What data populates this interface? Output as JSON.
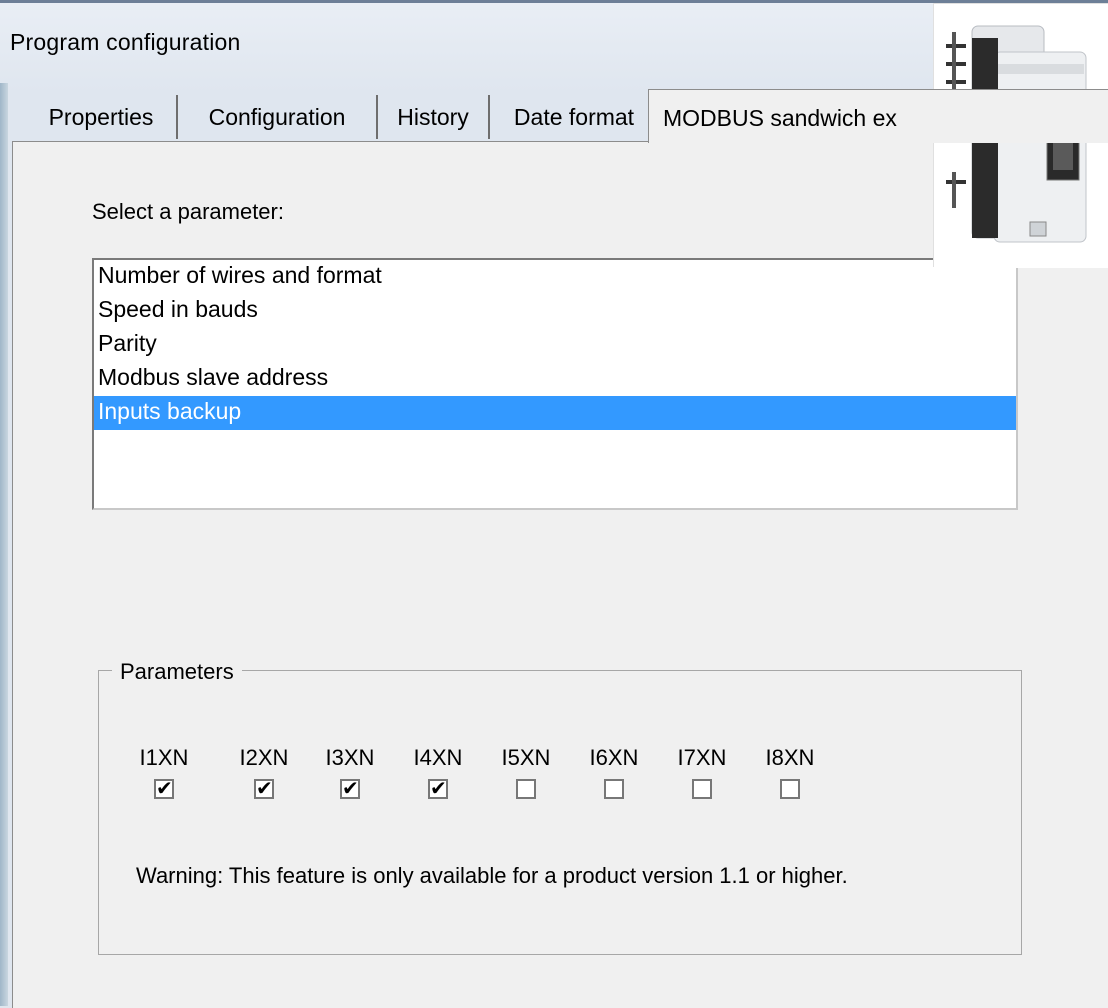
{
  "window": {
    "title": "Program configuration"
  },
  "tabs": [
    {
      "label": "Properties"
    },
    {
      "label": "Configuration"
    },
    {
      "label": "History"
    },
    {
      "label": "Date format"
    },
    {
      "label": "MODBUS sandwich ex"
    }
  ],
  "selector": {
    "label": "Select a parameter:",
    "items": [
      {
        "label": "Number of wires and format",
        "selected": false
      },
      {
        "label": "Speed in bauds",
        "selected": false
      },
      {
        "label": "Parity",
        "selected": false
      },
      {
        "label": "Modbus slave address",
        "selected": false
      },
      {
        "label": "Inputs backup",
        "selected": true
      }
    ]
  },
  "parameters": {
    "title": "Parameters",
    "inputs": [
      {
        "label": "I1XN",
        "checked": true
      },
      {
        "label": "I2XN",
        "checked": true
      },
      {
        "label": "I3XN",
        "checked": true
      },
      {
        "label": "I4XN",
        "checked": true
      },
      {
        "label": "I5XN",
        "checked": false
      },
      {
        "label": "I6XN",
        "checked": false
      },
      {
        "label": "I7XN",
        "checked": false
      },
      {
        "label": "I8XN",
        "checked": false
      }
    ],
    "warning": "Warning: This feature is only available for a product version 1.1 or higher."
  },
  "product_image": {
    "icon": "modbus-module-image"
  },
  "colors": {
    "selection": "#3399ff",
    "panel": "#f0f0f0"
  }
}
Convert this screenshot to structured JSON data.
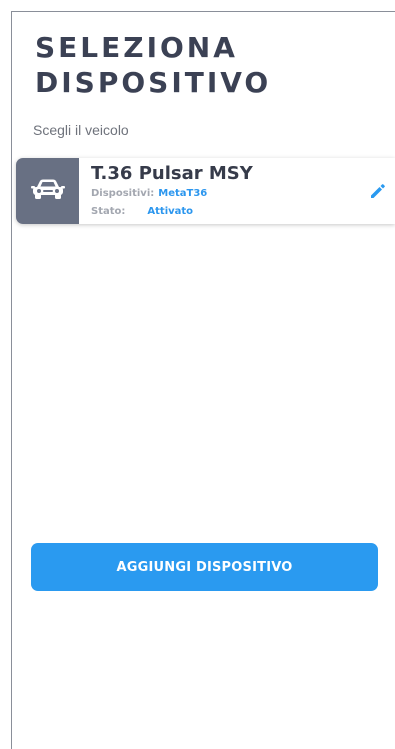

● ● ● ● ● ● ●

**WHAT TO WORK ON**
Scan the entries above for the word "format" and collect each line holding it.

**RESPONSE BELOW**
      "label": "Date format"
        "label": "Number of wires and format",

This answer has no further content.